Scheider is a great actor who’s anchored some of the greatest American films ever made, so it’s no surprise to see him turn in another captivating performance here, but Baldwin is absolutely revelatory as Tate. I admit I don’t know much about Baldwin’s other work, but in Cohen and Tate he has a truly unpredictable, scary energy that at times becomes almost unbearable to watch. He and Scheider make a great pair precisely because they are not a great pair, they don’t like each other and aren’t really able to work very well together either, and it’s the tension between them that gives Travis just enough of a chance to survive this road trip to make things interesting.

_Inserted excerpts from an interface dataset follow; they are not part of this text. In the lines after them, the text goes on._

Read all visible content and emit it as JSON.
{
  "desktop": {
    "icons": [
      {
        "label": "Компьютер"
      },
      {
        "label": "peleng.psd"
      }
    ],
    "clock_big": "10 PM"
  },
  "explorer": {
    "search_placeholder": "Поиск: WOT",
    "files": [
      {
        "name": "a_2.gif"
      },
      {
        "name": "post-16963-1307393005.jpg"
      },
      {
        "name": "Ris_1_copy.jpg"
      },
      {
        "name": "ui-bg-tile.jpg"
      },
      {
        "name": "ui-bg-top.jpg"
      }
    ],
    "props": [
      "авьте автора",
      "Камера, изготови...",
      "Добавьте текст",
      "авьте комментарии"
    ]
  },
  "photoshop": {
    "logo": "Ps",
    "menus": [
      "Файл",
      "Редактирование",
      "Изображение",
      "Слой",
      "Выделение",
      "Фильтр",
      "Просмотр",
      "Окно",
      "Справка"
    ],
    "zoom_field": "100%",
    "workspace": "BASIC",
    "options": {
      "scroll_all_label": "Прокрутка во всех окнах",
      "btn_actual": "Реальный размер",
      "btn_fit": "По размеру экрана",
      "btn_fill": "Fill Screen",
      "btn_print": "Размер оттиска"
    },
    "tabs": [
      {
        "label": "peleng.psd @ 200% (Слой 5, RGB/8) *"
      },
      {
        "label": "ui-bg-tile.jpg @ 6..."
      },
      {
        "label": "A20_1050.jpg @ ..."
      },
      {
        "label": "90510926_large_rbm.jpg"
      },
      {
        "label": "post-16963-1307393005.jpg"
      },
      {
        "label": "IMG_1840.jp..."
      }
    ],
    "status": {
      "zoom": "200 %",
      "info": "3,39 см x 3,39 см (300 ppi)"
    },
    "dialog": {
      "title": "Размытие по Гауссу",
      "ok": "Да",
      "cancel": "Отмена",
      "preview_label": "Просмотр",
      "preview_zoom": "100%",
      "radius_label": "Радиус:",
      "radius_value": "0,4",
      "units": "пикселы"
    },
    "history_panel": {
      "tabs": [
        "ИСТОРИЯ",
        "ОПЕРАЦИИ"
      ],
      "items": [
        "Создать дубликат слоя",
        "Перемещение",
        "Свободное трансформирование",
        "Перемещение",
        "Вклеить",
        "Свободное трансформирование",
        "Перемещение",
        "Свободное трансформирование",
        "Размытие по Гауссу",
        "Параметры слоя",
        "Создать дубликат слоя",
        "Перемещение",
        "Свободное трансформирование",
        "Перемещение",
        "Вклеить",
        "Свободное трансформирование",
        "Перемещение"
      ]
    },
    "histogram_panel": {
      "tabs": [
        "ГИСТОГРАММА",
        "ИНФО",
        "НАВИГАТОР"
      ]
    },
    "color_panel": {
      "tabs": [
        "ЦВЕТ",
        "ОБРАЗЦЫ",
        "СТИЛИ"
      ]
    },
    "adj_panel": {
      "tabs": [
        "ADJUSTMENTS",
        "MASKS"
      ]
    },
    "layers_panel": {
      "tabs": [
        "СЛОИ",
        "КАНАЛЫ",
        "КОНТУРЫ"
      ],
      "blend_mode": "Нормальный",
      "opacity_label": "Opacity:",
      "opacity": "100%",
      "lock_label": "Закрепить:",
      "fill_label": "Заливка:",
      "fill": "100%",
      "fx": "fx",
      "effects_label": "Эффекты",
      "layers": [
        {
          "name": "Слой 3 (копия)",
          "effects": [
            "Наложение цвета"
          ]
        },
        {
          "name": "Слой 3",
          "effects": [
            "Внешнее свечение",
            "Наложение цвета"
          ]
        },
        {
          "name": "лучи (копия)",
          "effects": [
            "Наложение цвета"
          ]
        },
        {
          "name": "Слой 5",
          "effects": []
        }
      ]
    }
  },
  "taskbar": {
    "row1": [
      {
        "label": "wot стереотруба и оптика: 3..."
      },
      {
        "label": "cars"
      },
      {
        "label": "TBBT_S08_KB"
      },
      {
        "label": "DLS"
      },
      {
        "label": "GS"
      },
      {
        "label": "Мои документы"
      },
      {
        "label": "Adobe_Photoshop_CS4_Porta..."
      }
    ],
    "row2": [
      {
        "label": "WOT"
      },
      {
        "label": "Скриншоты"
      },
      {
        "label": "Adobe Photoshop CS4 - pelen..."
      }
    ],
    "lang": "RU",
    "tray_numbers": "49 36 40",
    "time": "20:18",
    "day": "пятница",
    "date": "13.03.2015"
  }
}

It should be noted that despite the possible O. Henry inspiration and his various clever escape attempts notwithstanding, Travis doesn’t seem to generate more than his share of problems for the two hitmen, who seem to have a more difficult time dealing with one another. The root of their conflict is Cohen’s commitment to bringing the kid in as promised vs Tate’s desire to kill him and get it over with, particularly after they hear a report on the radio that the child’s father did not in fact die and that he was able to pass their description on to the authorities. Professionalism vs sadism and honor vs saving your own skin are the central themes of Cohen and Tate, even as it does a good job making both choices seem pretty unappealing in their own ways.

Cohen and Tate is also a great road trip movie, albeit an unorthodox one. It somehow paradoxically captures the feeling of driving on some rural highway in the dead of night while fighting sleep perfectly without ever letting up on the tension, and I loved its inexpensive process shots of distant lights in the night sky moving across the car windows slowly, not quite looking real but not quite looking fake either, a mesmeric effect that I don’t think I’ve seen in another movie.

It all works exquisitely as a piece of violent, nasty suspense, leading to an ending that is as scary and bleak as real life and which I won’t even consider spoiling here.

Cohen and Tate is not quite a horror movie but it does have a modicum of horror movie energy in its gruesome climax, which borrows from sources as disparate as Wait Until Dark and The Terminator. The entire thing has an uncompromised and unadulterated mean streak that never seems to tip over into empty shock value, and even though it was possibly too much for mainstream audiences (and remains so), it’s a pleasantly nasty yarn for those who have acquired the taste.

Box Office Mojo reports that Cohen and Tate made less than $46,000 (!!) on its opening weekend in 1989, and has remained a pretty buried gem in the decades since. Maybe it really is simply too strong for general audiences, and as mainstream entertainment has grown ever more conservative and moralistic its appeal has possibly diminished even more. But if you’re the kind of person who appreciates the dark, disturbing, cynical side of crime fiction (and if you can forgive me for lapsing into phony blurb-crit speak), it’s a ride well worth taking.

Joseph Gibson is transmitting his possibly over-enthusiastic opinions from Austin, TX. His pieces for NeoText focus on the work of underappreciated genre film auteurs. Turn-ons include elaborate shoot-outs, dangerous stunts, and unexpected needle drops, while some of his turn-offs are overlong streaming series, bad comic relief, and redeeming social value.